- Read this excerpt from Ruskin; for more detail, find the full (scanned) text of The Seven Lamps of Architecture (1849)
- Read this excerpt from Morris; for more detail, find the full (scanned) text of "The Lesser Arts" lecture (1877)
- Take this quiz to ensure your comprehension of the writings (due Monday)
- And, seeing how it's the bicentennial of his birth this year, let's take a moment to recognize how many of Ruskin's ideas on art, labor, and the environment are as important now as ever. Read this nice (& short) article.
He also used his own place of residence, the Red House), as a manifestation of his ideals. Its architect, Phillip Webb, had a long career thereafter, largely Arts and Crafts architecture and furniture design.
Morris' inability to find furniture to suit him in stores inspired his decision to found Morris & Co, which worked along the lines of a medieval guild in the production of furniture, fabrics, wall paper, and other decorative arts. Important as it was, it was not unique, and relates to the explosive growth of arts organizations, institutes, training grounds, companies and publications founded as an important part of the Arts and Crafts Movement.
Contribute to a gallery of Arts and Crafts institutions. Refer to the chart below and select one of the items listed in it. Replace the words "your name" with--guess what--your name, which means you have claimed it as your own. Conduct an internet search and find information from at least two sources to fill out the remainder of the chart.
Because the Arts and Crafts Movement represented a theory or approach more than a style with a set of formal expectations, it was amenable to absorption into other idioms (as will be made very clear when we see it spread to the USA and continental Europe). Closer to home and nearer in time, architects practicing in the popular Gothic vein incorporated Arts and Crafts ideals into their work that, as it also grew in scale and to address new functions, helps to characterize a new sub-set of Gothic architecture often referred to as "Victorian Gothic." This development would differ from pure Arts and Crafts ideals (especially as expressed in Webb's architecture) by being more academic/historicizing than vernacular, and also embedding technology rather differently. Witness two projects in one of England's great industrial cities, Manchester, starting with the new town hall designed by Alfred Waterhouse in 1877:
and this public swimming pool, the Victoria Baths (1906):
We'll look at some of this work in class, but in the meantime, enjoy this outlier (not quite Gothic, but definitely in the Arts and Crafts vein), in Surrey, by Mary Fraser-Tytler (1896):
Saturday, Feb. 9 (1 PM): By this time, download two copies of the assessment rubric and:
- Review your own essay. Fill out the assessment rubric for yourself.
- Review your partner's essay. Fill out the assessment rubric and send it to them via email with additional comments (perhaps inspired by a re-reading of the original assignment prompt).
- Receive assessment rubric from your reviewer. Consider its input as well as anything you learned during the in-class discussion, and your self-analysis, as you revise your essay.
Wednesday, Feb. 13 (1 PM, Word doc attachment to Dr. Amundson via email):

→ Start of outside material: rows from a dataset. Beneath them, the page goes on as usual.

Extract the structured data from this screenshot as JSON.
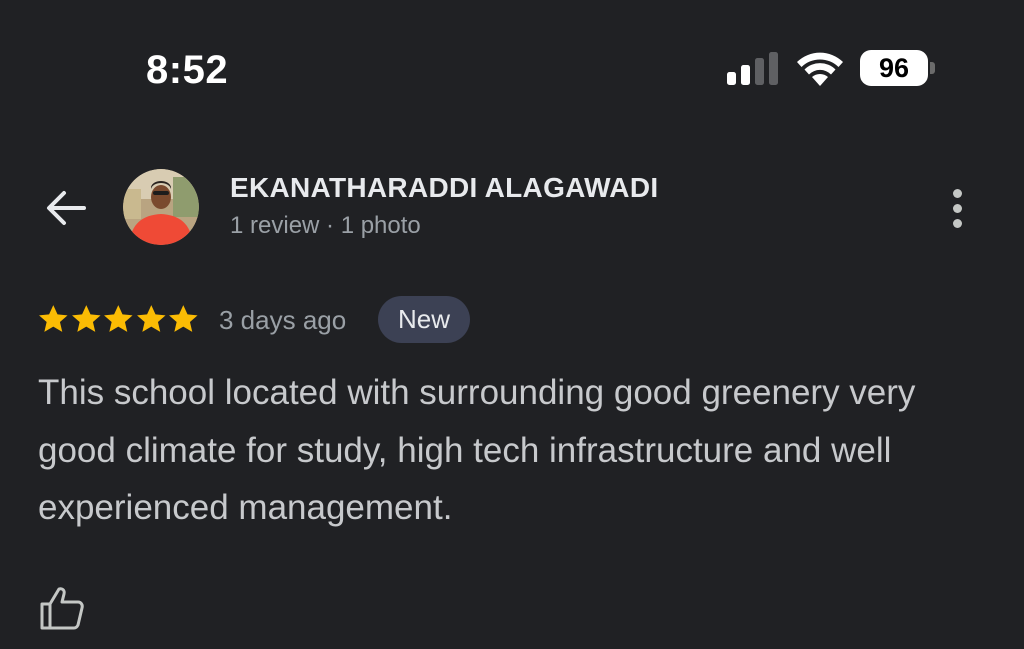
{
  "status_bar": {
    "time": "8:52",
    "battery_level": "96",
    "icons": [
      "cellular-signal-icon",
      "wifi-icon",
      "battery-icon"
    ]
  },
  "header": {
    "back_icon": "arrow-left-icon",
    "reviewer_name": "EKANATHARADDI ALAGAWADI",
    "reviewer_meta": "1 review · 1 photo",
    "more_icon": "more-vertical-icon"
  },
  "review": {
    "rating": 5,
    "rating_max": 5,
    "date": "3 days ago",
    "badge": "New",
    "text": "This school located with surrounding good greenery very good climate for study, high tech infrastructure and well experienced management.",
    "like_icon": "thumbs-up-icon"
  },
  "colors": {
    "background": "#202124",
    "star": "#fbbc04",
    "badge_bg": "#3c4154",
    "primary_text": "#e8eaed",
    "secondary_text": "#9aa0a6"
  }
}
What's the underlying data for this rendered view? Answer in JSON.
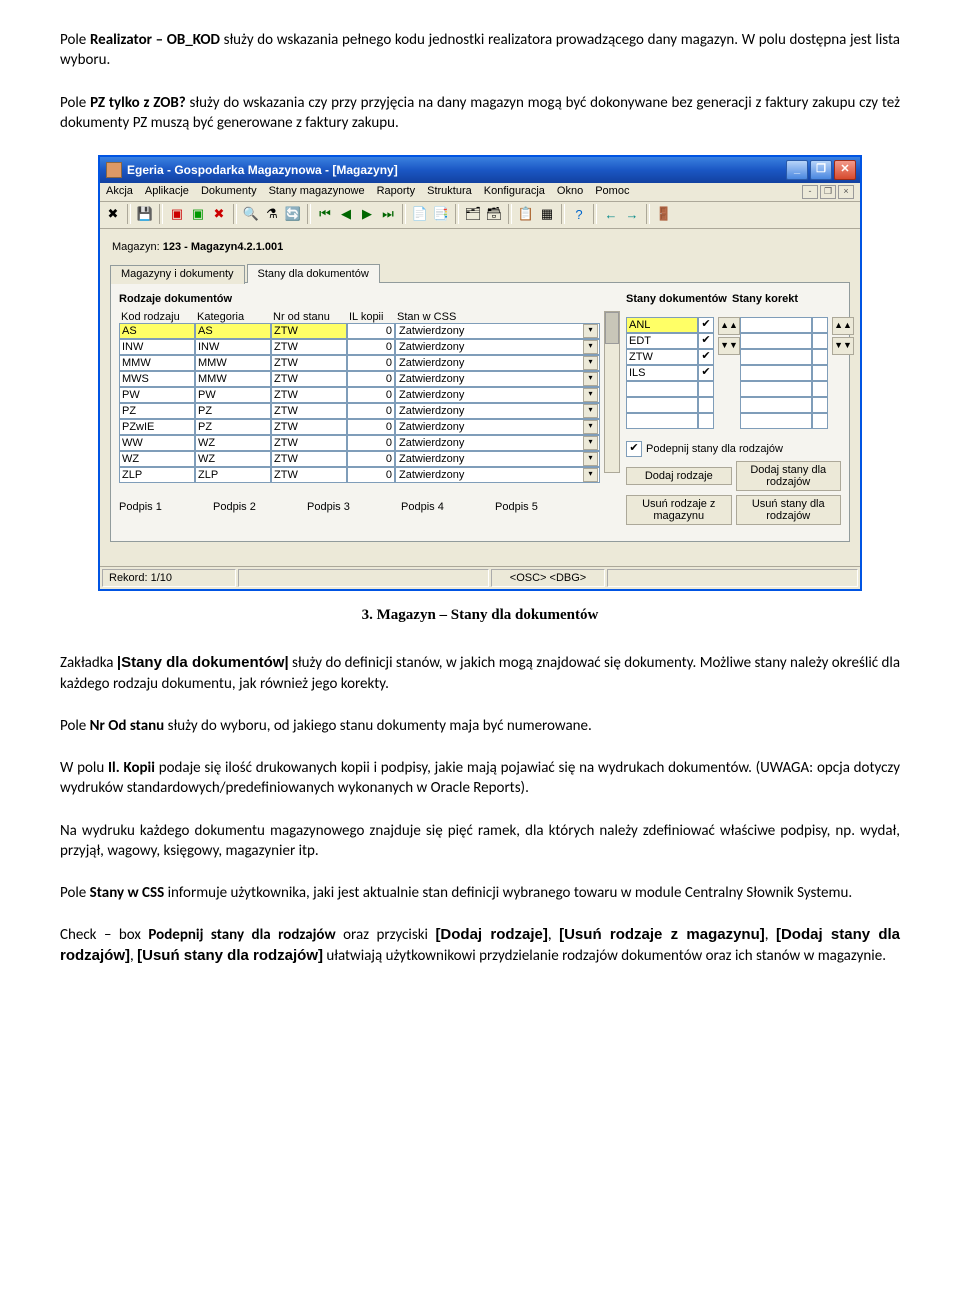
{
  "para1_a": "Pole ",
  "para1_b": "Realizator – OB_KOD",
  "para1_c": " służy do wskazania pełnego kodu jednostki realizatora prowadzącego dany magazyn. W polu dostępna jest lista wyboru.",
  "para2_a": "Pole ",
  "para2_b": "PZ tylko z ZOB?",
  "para2_c": " służy do wskazania czy przy przyjęcia na dany magazyn mogą być dokonywane bez generacji z faktury zakupu czy też dokumenty PZ muszą być generowane z faktury zakupu.",
  "caption": "3.    Magazyn – Stany dla dokumentów",
  "para3_a": "Zakładka ",
  "para3_b": "|Stany dla dokumentów|",
  "para3_c": " służy do definicji stanów, w jakich mogą znajdować się dokumenty. Możliwe stany należy określić dla każdego rodzaju dokumentu, jak również jego korekty.",
  "para4_a": "Pole ",
  "para4_b": "Nr Od stanu",
  "para4_c": " służy do wyboru, od jakiego stanu dokumenty maja być numerowane.",
  "para5_a": "W polu ",
  "para5_b": "Il. Kopii",
  "para5_c": " podaje się ilość drukowanych kopii i podpisy, jakie mają pojawiać się na wydrukach dokumentów. (UWAGA: opcja dotyczy wydruków standardowych/predefiniowanych wykonanych w Oracle Reports).",
  "para6": "Na wydruku każdego dokumentu magazynowego znajduje się pięć ramek, dla których należy zdefiniować właściwe podpisy, np. wydał, przyjął, wagowy, księgowy, magazynier itp.",
  "para7_a": "Pole ",
  "para7_b": "Stany w CSS",
  "para7_c": " informuje użytkownika, jaki jest aktualnie stan definicji wybranego towaru w module Centralny Słownik Systemu.",
  "para8_a": "Check – box ",
  "para8_b": "Podepnij stany dla rodzajów",
  "para8_c": " oraz przyciski ",
  "para8_d": "[Dodaj rodzaje]",
  "para8_e": ", ",
  "para8_f": "[Usuń rodzaje z magazynu]",
  "para8_g": ", ",
  "para8_h": "[Dodaj stany dla rodzajów]",
  "para8_i": ", ",
  "para8_j": "[Usuń stany dla rodzajów]",
  "para8_k": " ułatwiają użytkownikowi przydzielanie rodzajów dokumentów oraz ich stanów w magazynie.",
  "app": {
    "title": "Egeria - Gospodarka Magazynowa - [Magazyny]",
    "menus": [
      "Akcja",
      "Aplikacje",
      "Dokumenty",
      "Stany magazynowe",
      "Raporty",
      "Struktura",
      "Konfiguracja",
      "Okno",
      "Pomoc"
    ],
    "magazyn_label": "Magazyn:",
    "magazyn_value": "123 - Magazyn4.2.1.001",
    "tabs": {
      "tab1": "Magazyny i dokumenty",
      "tab2": "Stany dla dokumentów"
    },
    "group_left": "Rodzaje dokumentów",
    "group_mid": "Stany dokumentów",
    "group_right": "Stany korekt",
    "headers_left": [
      "Kod rodzaju",
      "Kategoria",
      "Nr od stanu",
      "IL kopii",
      "Stan w CSS"
    ],
    "rows": [
      {
        "kod": "AS",
        "kat": "AS",
        "nr": "ZTW",
        "il": "0",
        "stan": "Zatwierdzony",
        "sel": true
      },
      {
        "kod": "INW",
        "kat": "INW",
        "nr": "ZTW",
        "il": "0",
        "stan": "Zatwierdzony"
      },
      {
        "kod": "MMW",
        "kat": "MMW",
        "nr": "ZTW",
        "il": "0",
        "stan": "Zatwierdzony"
      },
      {
        "kod": "MWS",
        "kat": "MMW",
        "nr": "ZTW",
        "il": "0",
        "stan": "Zatwierdzony"
      },
      {
        "kod": "PW",
        "kat": "PW",
        "nr": "ZTW",
        "il": "0",
        "stan": "Zatwierdzony"
      },
      {
        "kod": "PZ",
        "kat": "PZ",
        "nr": "ZTW",
        "il": "0",
        "stan": "Zatwierdzony"
      },
      {
        "kod": "PZwIE",
        "kat": "PZ",
        "nr": "ZTW",
        "il": "0",
        "stan": "Zatwierdzony"
      },
      {
        "kod": "WW",
        "kat": "WZ",
        "nr": "ZTW",
        "il": "0",
        "stan": "Zatwierdzony"
      },
      {
        "kod": "WZ",
        "kat": "WZ",
        "nr": "ZTW",
        "il": "0",
        "stan": "Zatwierdzony"
      },
      {
        "kod": "ZLP",
        "kat": "ZLP",
        "nr": "ZTW",
        "il": "0",
        "stan": "Zatwierdzony"
      }
    ],
    "stany_dok": [
      {
        "code": "ANL",
        "checked": true,
        "sel": true
      },
      {
        "code": "EDT",
        "checked": true
      },
      {
        "code": "ZTW",
        "checked": true
      },
      {
        "code": "ILS",
        "checked": true
      },
      {
        "code": "",
        "checked": false
      },
      {
        "code": "",
        "checked": false
      },
      {
        "code": "",
        "checked": false
      }
    ],
    "stany_kor": [
      {
        "code": "",
        "checked": false
      },
      {
        "code": "",
        "checked": false
      },
      {
        "code": "",
        "checked": false
      },
      {
        "code": "",
        "checked": false
      },
      {
        "code": "",
        "checked": false
      },
      {
        "code": "",
        "checked": false
      },
      {
        "code": "",
        "checked": false
      }
    ],
    "podepnij_label": "Podepnij stany dla rodzajów",
    "btn_dodaj_rodzaje": "Dodaj rodzaje",
    "btn_dodaj_stany": "Dodaj stany dla rodzajów",
    "btn_usun_rodzaje": "Usuń rodzaje z magazynu",
    "btn_usun_stany": "Usuń stany dla rodzajów",
    "podpis_labels": [
      "Podpis 1",
      "Podpis 2",
      "Podpis 3",
      "Podpis 4",
      "Podpis 5"
    ],
    "status_left": "Rekord: 1/10",
    "status_mid": "<OSC> <DBG>"
  }
}
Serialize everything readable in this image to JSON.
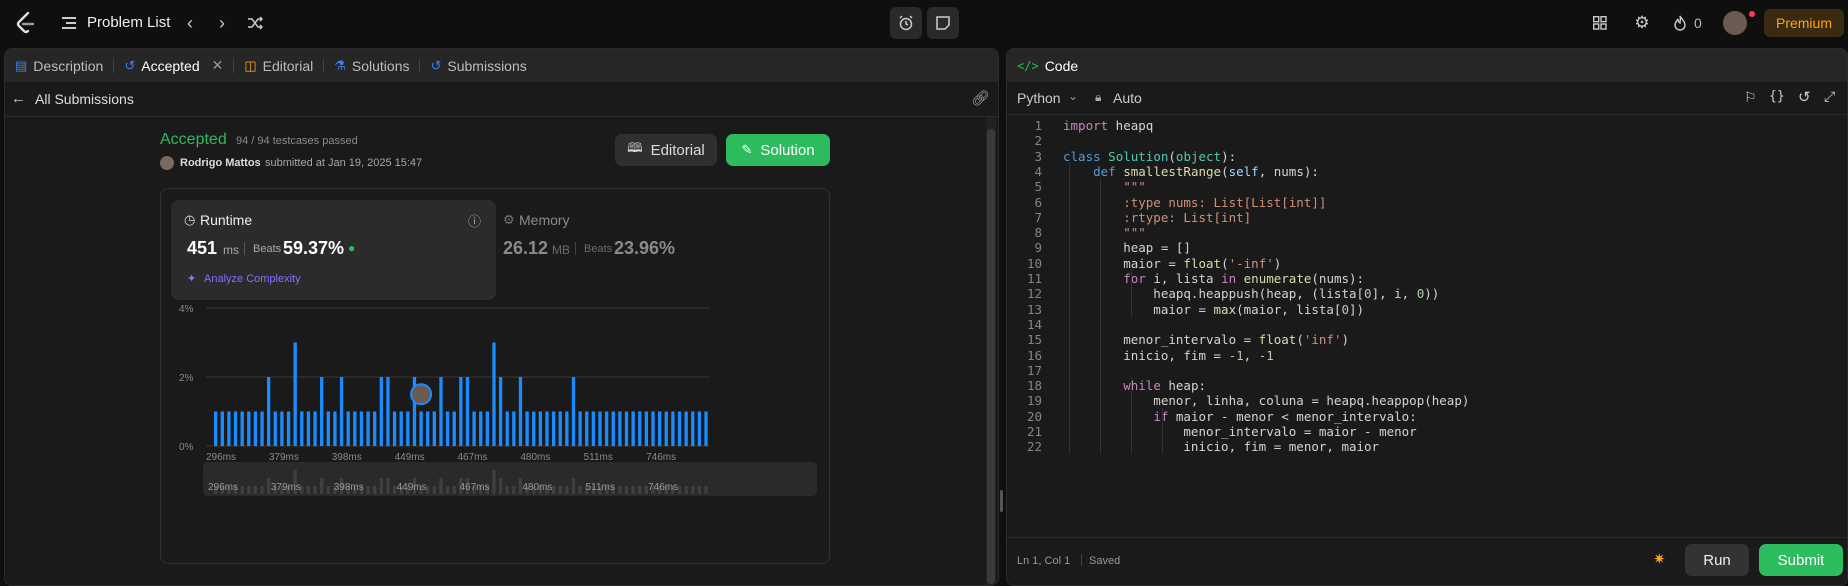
{
  "header": {
    "problem_list": "Problem List",
    "streak_count": "0",
    "premium_label": "Premium",
    "accent": "#ffa116"
  },
  "left_panel": {
    "tabs": [
      {
        "label": "Description",
        "icon": "description-icon"
      },
      {
        "label": "Accepted",
        "icon": "history-icon"
      },
      {
        "label": "Editorial",
        "icon": "book-icon"
      },
      {
        "label": "Solutions",
        "icon": "flask-icon"
      },
      {
        "label": "Submissions",
        "icon": "history-icon"
      }
    ],
    "back_label": "All Submissions"
  },
  "submission": {
    "status": "Accepted",
    "testcases": "94 / 94 testcases passed",
    "user": "Rodrigo Mattos",
    "submitted_text": "submitted at Jan 19, 2025 15:47",
    "editorial_button": "Editorial",
    "solution_button": "Solution",
    "runtime": {
      "title": "Runtime",
      "value": "451",
      "unit": "ms",
      "beats_label": "Beats",
      "beats_value": "59.37%"
    },
    "analyze_label": "Analyze Complexity",
    "memory": {
      "title": "Memory",
      "value": "26.12",
      "unit": "MB",
      "beats_label": "Beats",
      "beats_value": "23.96%"
    },
    "colors": {
      "accepted": "#2cbb5d",
      "bar": "#1a8cff",
      "analyze": "#a76bff"
    }
  },
  "chart_data": {
    "type": "bar",
    "ylim": [
      0,
      4
    ],
    "ytick_labels": [
      "4%",
      "2%",
      "0%"
    ],
    "xtick_labels": [
      "296ms",
      "379ms",
      "398ms",
      "449ms",
      "467ms",
      "480ms",
      "511ms",
      "746ms"
    ],
    "values": [
      1,
      1,
      1,
      1,
      1,
      1,
      1,
      1,
      2,
      1,
      1,
      1,
      3,
      1,
      1,
      1,
      2,
      1,
      1,
      2,
      1,
      1,
      1,
      1,
      1,
      2,
      2,
      1,
      1,
      1,
      2,
      1,
      1,
      1,
      2,
      1,
      1,
      2,
      2,
      1,
      1,
      1,
      3,
      2,
      1,
      1,
      2,
      1,
      1,
      1,
      1,
      1,
      1,
      1,
      2,
      1,
      1,
      1,
      1,
      1,
      1,
      1,
      1,
      1,
      1,
      1,
      1,
      1,
      1,
      1,
      1,
      1,
      1,
      1,
      1
    ],
    "highlight_index": 31
  },
  "right_panel": {
    "tab_label": "Code",
    "language": "Python",
    "auto_label": "Auto",
    "status_position": "Ln 1, Col 1",
    "status_saved": "Saved",
    "run_button": "Run",
    "submit_button": "Submit"
  },
  "code_lines": [
    "import heapq",
    "",
    "class Solution(object):",
    "    def smallestRange(self, nums):",
    "        \"\"\"",
    "        :type nums: List[List[int]]",
    "        :rtype: List[int]",
    "        \"\"\"",
    "        heap = []",
    "        maior = float('-inf')",
    "        for i, lista in enumerate(nums):",
    "            heapq.heappush(heap, (lista[0], i, 0))",
    "            maior = max(maior, lista[0])",
    "",
    "        menor_intervalo = float('inf')",
    "        inicio, fim = -1, -1",
    "",
    "        while heap:",
    "            menor, linha, coluna = heapq.heappop(heap)",
    "            if maior - menor < menor_intervalo:",
    "                menor_intervalo = maior - menor",
    "                inicio, fim = menor, maior"
  ]
}
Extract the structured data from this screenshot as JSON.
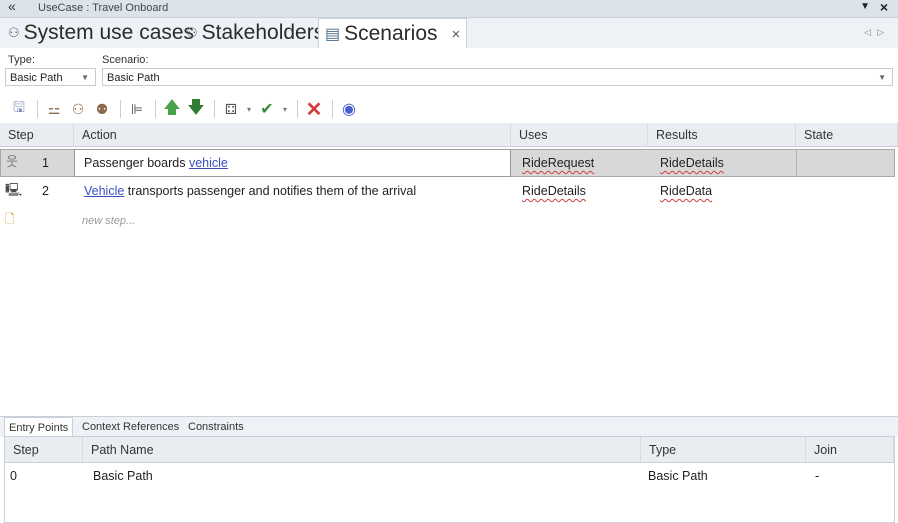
{
  "window": {
    "title": "UseCase : Travel Onboard"
  },
  "tabs": [
    {
      "label": "System use cases",
      "icon": "actor-pair-icon"
    },
    {
      "label": "Stakeholders",
      "icon": "actor-pair-icon"
    },
    {
      "label": "Scenarios",
      "icon": "list-view-icon",
      "active": true
    }
  ],
  "form": {
    "type_label": "Type:",
    "type_value": "Basic Path",
    "scenario_label": "Scenario:",
    "scenario_value": "Basic Path"
  },
  "toolbar": {
    "icons": [
      "save-icon",
      "generate-structure-icon",
      "actor-icon",
      "system-icon",
      "hierarchy-icon",
      "move-up-icon",
      "move-down-icon",
      "diagram-icon",
      "validate-icon",
      "delete-icon",
      "help-icon"
    ]
  },
  "grid": {
    "headers": [
      "Step",
      "Action",
      "Uses",
      "Results",
      "State"
    ],
    "rows": [
      {
        "step": "1",
        "action_pre": "Passenger boards ",
        "action_link": "vehicle",
        "action_post": "",
        "uses": "RideRequest",
        "results": "RideDetails",
        "state": ""
      },
      {
        "step": "2",
        "action_pre": "",
        "action_link": "Vehicle",
        "action_post": " transports passenger and notifies them of the arrival",
        "uses": "RideDetails",
        "results": "RideData",
        "state": ""
      }
    ],
    "new_step_placeholder": "new step..."
  },
  "bottom": {
    "tabs": [
      "Entry Points",
      "Context References",
      "Constraints"
    ],
    "headers": [
      "Step",
      "Path Name",
      "Type",
      "Join"
    ],
    "rows": [
      {
        "step": "0",
        "path_name": "Basic Path",
        "type": "Basic Path",
        "join": "-"
      }
    ]
  },
  "colors": {
    "link": "#3c4fbd",
    "delete": "#d63a3a",
    "arrow_up": "#49a34b",
    "arrow_down": "#2e7d32",
    "help": "#4a5fd0"
  }
}
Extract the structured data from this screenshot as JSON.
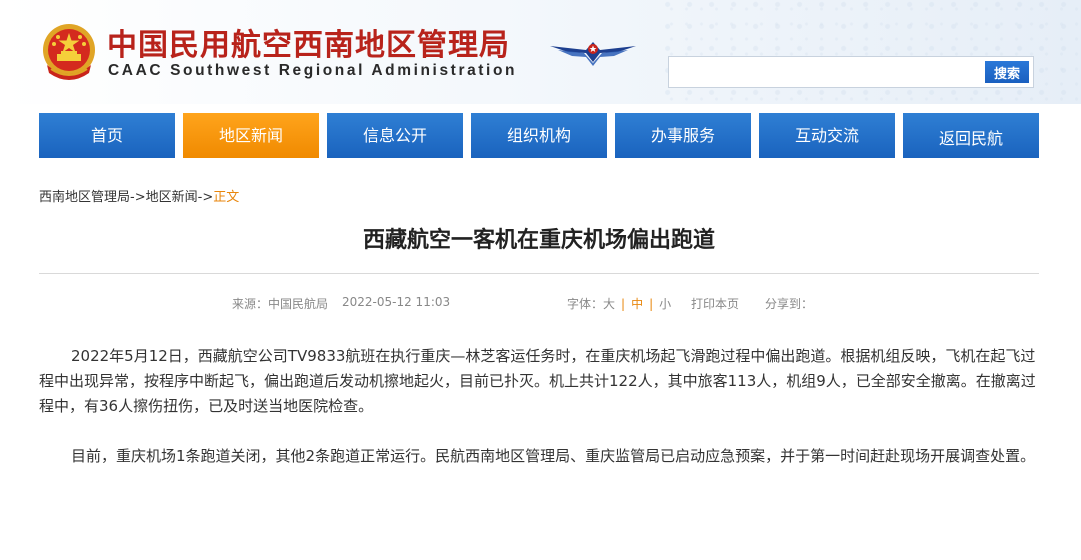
{
  "header": {
    "title": "中国民用航空西南地区管理局",
    "subtitle": "CAAC Southwest Regional Administration",
    "emblem_icon": "national-emblem-icon",
    "logo_icon": "caac-wings-logo-icon",
    "colors": {
      "title": "#b8231b",
      "nav": "#2272c9",
      "nav_active": "#f7961a",
      "accent": "#e8860c"
    }
  },
  "search": {
    "placeholder": "",
    "button_label": "搜索"
  },
  "nav": {
    "items": [
      {
        "label": "首页"
      },
      {
        "label": "地区新闻",
        "active": true
      },
      {
        "label": "信息公开"
      },
      {
        "label": "组织机构"
      },
      {
        "label": "办事服务"
      },
      {
        "label": "互动交流"
      },
      {
        "label": "返回民航"
      }
    ]
  },
  "breadcrumb": {
    "items": [
      "西南地区管理局",
      "地区新闻",
      "正文"
    ],
    "separator": "->"
  },
  "article": {
    "title": "西藏航空一客机在重庆机场偏出跑道",
    "source": "来源：中国民航局",
    "date": "2022-05-12 11:03",
    "font_size_label": "字体：",
    "font_sizes": [
      "大",
      "中",
      "小"
    ],
    "print_label": "打印本页",
    "share_label": "分享到：",
    "paragraphs": [
      "2022年5月12日，西藏航空公司TV9833航班在执行重庆—林芝客运任务时，在重庆机场起飞滑跑过程中偏出跑道。根据机组反映，飞机在起飞过程中出现异常，按程序中断起飞，偏出跑道后发动机擦地起火，目前已扑灭。机上共计122人，其中旅客113人，机组9人，已全部安全撤离。在撤离过程中，有36人擦伤扭伤，已及时送当地医院检查。",
      "目前，重庆机场1条跑道关闭，其他2条跑道正常运行。民航西南地区管理局、重庆监管局已启动应急预案，并于第一时间赶赴现场开展调查处置。"
    ]
  }
}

- Resubmit your revised paper, abiding by all of the original stipulations with the exception that:
- the revised paper should be no more than 850 words, and
- its conclusion should reflect what you learned during the in-class discussion and from the (rubric) assessments. Did your group help you see things differently? Or did you leave class with an even greater confidence in your original idea? Did the assessment process (peer- and self-) alter your work?
Thursday, Feb. 14 (hard/paper copies in class):
- turn in both rubrics, labeled with your name and noted either as self-assessment or with the name of your peer reviewer.
Review: this excerpt from Ruskin; for more detail, find the full (scanned) text of The Seven Lamps of Architecture (1849) here